Do you make lots of money from your books?
Gutman: Good question. When you go into a bookstore and you spend $10 on a hardcover book. The author doesn't get $10. The author only gets about $1. When you buy a paperback book for a few dollars, the author gets as little as 5 cents for each copy sold. So you really have to sell a lot of books to make a lot of money. I consider myself lucky to do what I do without having to get a regular job.

Do you visit schools to talk about your books?
Gutman: I spend about 80 days a year visiting schools. It's a great experience for me. I inspire a lot of kids and kids inspire me. I get paid for my time and I sell lots of books and make lots of fans.

How old were you when you started writing books?
Gutman: I started writing when I was about 25. My first book came out when I was 30. I'm 48 now.

Do you have any pets? If so, what kind and what are their names?
Gutman: I have one pet. She is a cat. Her name is Scrumpy. She is an old lady. She's 17 years old and we named her after a brand of apple cider. She was our first born.

What do we have to do to have you visit our class?
Gutman: You should have your librarian or PTA people contact me after looking at the Web site under school visits. I live in the Philadelphia area. I try to get to several schools at a time so I don't have to fly across the country for just one day.

Do you think reading books helps people become better writers?
Gutman: Sure. Anything you read is going to make you a more knowledgeable and interesting person. That goes for anything else you do. Traveling or going to the movies. You learn about the world around you. The best way to increase your knowledge is to read.

How did your parents splitting up effect you?
Gutman: When I was 12 years old, my father dropped me off at my little league game one Saturday morning and I didn't see him again for 10 years. He abandoned my family. Some people might notice in a number of my books the father is absent or magically reappears in the last chapter, and I think that probably has something to do with my own background. I know a lot of kids out there come from families whose parents are divorced. It's not the end of the world. You can overcome obstacles like that.
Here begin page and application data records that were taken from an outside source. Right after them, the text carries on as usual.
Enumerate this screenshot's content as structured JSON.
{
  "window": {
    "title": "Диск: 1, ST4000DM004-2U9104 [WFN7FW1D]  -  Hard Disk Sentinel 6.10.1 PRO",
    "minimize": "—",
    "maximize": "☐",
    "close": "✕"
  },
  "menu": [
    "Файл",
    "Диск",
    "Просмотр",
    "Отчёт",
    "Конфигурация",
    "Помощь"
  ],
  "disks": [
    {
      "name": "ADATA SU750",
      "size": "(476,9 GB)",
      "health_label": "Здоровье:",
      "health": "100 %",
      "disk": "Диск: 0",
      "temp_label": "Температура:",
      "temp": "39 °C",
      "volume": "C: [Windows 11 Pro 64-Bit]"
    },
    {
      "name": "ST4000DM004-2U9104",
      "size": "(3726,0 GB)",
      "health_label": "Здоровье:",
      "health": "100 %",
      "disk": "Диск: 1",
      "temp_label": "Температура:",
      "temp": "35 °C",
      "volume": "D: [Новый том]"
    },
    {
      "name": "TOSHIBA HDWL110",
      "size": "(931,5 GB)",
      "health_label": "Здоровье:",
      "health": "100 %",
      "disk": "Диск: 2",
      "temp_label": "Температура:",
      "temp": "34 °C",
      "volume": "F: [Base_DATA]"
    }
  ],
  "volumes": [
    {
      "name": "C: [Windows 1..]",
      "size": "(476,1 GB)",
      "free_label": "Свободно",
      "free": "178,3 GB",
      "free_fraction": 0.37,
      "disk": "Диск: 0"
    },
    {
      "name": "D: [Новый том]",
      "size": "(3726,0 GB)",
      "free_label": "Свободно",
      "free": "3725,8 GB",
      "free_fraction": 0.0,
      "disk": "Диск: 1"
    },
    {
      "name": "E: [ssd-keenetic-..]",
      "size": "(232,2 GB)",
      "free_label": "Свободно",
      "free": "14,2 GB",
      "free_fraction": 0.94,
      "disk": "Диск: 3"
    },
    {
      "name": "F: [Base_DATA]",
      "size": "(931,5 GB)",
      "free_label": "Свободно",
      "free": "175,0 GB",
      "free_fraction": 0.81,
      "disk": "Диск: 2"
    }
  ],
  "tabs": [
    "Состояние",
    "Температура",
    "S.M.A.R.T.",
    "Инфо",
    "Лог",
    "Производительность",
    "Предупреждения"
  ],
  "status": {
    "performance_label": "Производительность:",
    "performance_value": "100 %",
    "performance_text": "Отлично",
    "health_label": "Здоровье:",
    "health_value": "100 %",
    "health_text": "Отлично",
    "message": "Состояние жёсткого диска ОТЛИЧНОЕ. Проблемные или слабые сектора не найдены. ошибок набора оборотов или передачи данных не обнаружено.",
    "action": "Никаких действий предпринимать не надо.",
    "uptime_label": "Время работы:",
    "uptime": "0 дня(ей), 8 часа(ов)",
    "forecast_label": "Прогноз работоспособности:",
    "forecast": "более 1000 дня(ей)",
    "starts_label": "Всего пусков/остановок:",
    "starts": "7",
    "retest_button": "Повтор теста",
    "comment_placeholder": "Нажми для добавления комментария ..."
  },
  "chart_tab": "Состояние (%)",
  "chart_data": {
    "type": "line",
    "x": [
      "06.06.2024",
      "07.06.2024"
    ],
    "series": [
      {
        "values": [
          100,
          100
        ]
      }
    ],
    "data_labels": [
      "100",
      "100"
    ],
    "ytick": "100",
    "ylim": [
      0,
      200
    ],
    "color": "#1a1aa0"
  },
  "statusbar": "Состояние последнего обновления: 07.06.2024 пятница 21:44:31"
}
How did you get the idea for time-traveling kids?
Gutman: It started with the baseball card adventures. I knew a lot of kids collected baseball cards and I knew a lot of kids are fascinated by time traveling. So I thought: Is there a way to combine those? Yeah! I'll write a story about a kid who uses a baseball card as his time machine. I realized that time travel is not just fascinating, it's a great way to teach history.

How did you like the movie?
Gutman: It was really exciting to have one of my books finally made into a movie. It was really cool to see my name up on the screen. But I was really disappointed that so many changes were made from my book. I thought my story was better than the movie.

What does your wife do?
Gutman: My wife is a graphic designer. She creates charts and maps and graphs on the computer. That's how we met, actually. When I used to work for a video games magazine, she was hired to draw the games, like PacMan and Donkey Kong. We met at Times Square in New York and I took her to a video arcade to show her what needed to be drawn. And the rest is history.

Do you enjoy your work?
Gutman: Mostly, yes. Sometimes, it's lonely working by yourself. But for the most part I really like what I do and it certainly beats getting a new job.

Do you have a particular writing schedule each day?
Gutman: Yes. After the kids leave for school, that's my best writing time. From say 9 a.m to noon. I get my best work done then. Often, in the afternoon, my time will be spent checking my e-mail, making phone calls, or going to the library to do research for my books.

What kinds of books do you like to read?
Gutman: Most of the books I read are for research. Right now I'm working on the next baseball card adventure, which is going to be about Satchell Paige. So I'm reading just about everything I can get my hands on about Satchell Paige. Unfortunately, most of my reading is not for pleasure, it's for work—but most of my work is pleasure so it's okay.